Not a joke. Pets seem to love and want to explore with their mouths anything new and shiny in their environment. So even if the present isn't of interest then the wrapping paper may be. Oh, and the tinsel and decorations, as Harley´s owners found out last Christmas. He decided to have a good chew of their Christmas wreath, which led to a trip to emergency and anxious wait to see if the material would pass.


If you have indoor pets, we recommend keeping your Christmas decorations up high and out of reach, and a barrier between the tree and your pets.


Essential oils and herbs

Not so relaxing for pets, there are some essential oils and herbs which can have disastrous effects. Common toxicities include tea tree, clove, garlic, cinnamon, citrus, rosemary, thyme, pennyroyal, pine and wintergreen. This is not an exhaustive list, and since each pet can react differently to a toxin, it is best to keep essential oils away from the Christmas tree.
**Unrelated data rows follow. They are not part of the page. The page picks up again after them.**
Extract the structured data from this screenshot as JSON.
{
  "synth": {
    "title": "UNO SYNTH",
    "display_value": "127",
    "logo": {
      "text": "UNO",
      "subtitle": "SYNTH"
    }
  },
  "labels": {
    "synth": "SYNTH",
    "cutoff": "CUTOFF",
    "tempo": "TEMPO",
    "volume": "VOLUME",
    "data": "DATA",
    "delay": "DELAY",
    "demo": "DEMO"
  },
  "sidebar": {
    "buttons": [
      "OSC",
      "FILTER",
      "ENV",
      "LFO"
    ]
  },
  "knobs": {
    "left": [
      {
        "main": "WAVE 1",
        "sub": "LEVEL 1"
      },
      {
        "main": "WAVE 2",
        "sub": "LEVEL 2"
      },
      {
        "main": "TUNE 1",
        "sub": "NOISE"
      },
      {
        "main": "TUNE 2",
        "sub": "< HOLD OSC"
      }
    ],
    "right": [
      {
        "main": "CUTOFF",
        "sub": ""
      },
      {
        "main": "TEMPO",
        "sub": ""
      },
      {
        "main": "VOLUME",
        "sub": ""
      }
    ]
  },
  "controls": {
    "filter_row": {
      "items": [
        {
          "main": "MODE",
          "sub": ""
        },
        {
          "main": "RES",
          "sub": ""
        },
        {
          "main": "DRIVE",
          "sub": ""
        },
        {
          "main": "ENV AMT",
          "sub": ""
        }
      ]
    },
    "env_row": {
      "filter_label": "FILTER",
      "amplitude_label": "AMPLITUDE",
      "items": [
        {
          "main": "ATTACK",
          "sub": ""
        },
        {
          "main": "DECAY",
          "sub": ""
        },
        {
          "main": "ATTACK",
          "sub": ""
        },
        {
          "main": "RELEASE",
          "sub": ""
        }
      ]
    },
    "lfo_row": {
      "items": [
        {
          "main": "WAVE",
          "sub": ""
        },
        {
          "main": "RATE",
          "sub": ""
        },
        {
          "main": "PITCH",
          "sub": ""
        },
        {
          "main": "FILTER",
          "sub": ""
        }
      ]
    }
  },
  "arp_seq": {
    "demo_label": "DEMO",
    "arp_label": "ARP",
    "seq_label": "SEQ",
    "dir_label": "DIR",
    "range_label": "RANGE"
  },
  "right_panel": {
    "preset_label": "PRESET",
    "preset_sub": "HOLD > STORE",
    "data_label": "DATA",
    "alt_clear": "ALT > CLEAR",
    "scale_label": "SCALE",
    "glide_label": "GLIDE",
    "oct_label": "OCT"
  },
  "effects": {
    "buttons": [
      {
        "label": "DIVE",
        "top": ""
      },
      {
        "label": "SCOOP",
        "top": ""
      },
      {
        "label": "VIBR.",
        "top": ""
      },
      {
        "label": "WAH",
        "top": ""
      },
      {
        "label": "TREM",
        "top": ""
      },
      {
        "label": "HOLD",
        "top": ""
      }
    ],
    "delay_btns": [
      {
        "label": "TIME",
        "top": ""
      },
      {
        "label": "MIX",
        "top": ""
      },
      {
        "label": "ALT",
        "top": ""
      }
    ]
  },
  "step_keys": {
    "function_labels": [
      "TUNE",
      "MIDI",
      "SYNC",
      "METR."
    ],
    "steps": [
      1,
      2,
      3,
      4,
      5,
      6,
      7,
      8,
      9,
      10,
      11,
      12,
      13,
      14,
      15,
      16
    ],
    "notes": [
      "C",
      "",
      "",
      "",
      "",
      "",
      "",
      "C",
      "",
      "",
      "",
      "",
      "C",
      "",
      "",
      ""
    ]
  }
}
If you think your pet has ingested any of these or any other toxins, please seek veterinary advice and attention immediately.


You can read more of our specialist veterinary news and stories here.

For referring vets, please use our online referral form to submit a case enquiry.


Our Network

Animal Referral & Emergency network is the largest specialty and referral network in Australia, consisting of over 20 sites. With over 1,200 dedicated team members, including over 600 nurses and over 390 veterinarians (including specialists and registrars), we provide exceptional care for your pets. Count on us for expert medical attention and comprehensive veterinary services.